=== What to produce ===
Please copy every line from the records below that contains the string "avatar".

[Stored data]
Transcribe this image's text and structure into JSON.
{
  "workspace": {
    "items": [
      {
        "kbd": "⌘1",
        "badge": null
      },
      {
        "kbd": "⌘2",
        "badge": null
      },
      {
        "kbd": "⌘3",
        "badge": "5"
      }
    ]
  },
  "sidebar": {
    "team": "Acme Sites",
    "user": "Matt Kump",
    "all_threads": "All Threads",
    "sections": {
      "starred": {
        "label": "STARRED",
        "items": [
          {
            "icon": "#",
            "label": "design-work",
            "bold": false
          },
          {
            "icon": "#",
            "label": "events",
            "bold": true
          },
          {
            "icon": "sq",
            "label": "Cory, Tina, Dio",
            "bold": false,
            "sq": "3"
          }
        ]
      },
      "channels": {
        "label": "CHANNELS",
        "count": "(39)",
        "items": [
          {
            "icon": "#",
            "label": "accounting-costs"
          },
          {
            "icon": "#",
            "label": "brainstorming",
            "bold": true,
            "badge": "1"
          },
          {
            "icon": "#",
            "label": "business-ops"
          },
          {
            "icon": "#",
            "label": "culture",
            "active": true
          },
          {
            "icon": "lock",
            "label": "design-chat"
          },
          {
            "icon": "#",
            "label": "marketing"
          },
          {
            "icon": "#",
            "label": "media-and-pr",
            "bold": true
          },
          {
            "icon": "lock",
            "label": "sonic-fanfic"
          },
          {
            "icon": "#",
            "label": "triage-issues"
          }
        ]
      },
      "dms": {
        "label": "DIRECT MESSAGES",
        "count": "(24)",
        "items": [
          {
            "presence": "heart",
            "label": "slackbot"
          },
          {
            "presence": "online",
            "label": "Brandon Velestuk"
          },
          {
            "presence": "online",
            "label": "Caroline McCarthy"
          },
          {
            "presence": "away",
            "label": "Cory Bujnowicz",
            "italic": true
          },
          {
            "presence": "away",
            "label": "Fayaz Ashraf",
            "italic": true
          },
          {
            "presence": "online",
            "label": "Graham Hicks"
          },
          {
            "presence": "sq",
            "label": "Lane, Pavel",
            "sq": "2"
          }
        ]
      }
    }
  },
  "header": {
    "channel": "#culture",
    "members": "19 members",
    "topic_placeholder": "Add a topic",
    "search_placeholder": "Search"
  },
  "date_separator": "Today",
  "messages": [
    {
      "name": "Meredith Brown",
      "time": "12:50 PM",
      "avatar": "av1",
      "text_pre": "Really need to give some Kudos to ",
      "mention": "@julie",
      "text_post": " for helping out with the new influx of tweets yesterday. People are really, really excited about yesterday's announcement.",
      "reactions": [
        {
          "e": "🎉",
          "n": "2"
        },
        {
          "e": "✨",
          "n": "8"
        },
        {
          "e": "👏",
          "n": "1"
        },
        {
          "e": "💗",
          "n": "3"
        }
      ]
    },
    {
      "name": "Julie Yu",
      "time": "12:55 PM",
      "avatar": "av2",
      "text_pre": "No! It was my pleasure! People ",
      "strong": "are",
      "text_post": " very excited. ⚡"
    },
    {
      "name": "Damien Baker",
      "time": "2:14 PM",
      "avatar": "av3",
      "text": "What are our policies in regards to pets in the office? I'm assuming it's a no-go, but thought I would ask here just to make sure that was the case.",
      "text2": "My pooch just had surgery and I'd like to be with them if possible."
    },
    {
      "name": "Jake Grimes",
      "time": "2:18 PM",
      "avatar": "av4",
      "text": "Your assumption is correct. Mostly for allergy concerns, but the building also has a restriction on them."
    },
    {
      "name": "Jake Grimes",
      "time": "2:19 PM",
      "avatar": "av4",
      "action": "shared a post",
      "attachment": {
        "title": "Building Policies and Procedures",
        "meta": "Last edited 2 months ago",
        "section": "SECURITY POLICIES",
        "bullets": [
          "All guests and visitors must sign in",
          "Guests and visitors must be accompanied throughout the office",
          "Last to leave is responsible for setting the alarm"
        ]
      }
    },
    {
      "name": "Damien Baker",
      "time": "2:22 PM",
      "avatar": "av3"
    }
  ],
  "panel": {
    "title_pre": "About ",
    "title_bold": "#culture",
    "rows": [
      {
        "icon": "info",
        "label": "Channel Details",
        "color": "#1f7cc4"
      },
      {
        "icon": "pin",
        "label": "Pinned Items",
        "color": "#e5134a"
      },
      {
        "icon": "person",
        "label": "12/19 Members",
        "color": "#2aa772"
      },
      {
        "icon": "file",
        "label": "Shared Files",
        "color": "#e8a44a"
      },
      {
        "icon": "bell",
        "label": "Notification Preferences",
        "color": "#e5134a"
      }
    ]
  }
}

=== Response to this task ===
      "avatar": "av1",
      "avatar": "av2",
      "avatar": "av3",
      "avatar": "av4",
      "avatar": "av4",
      "avatar": "av3"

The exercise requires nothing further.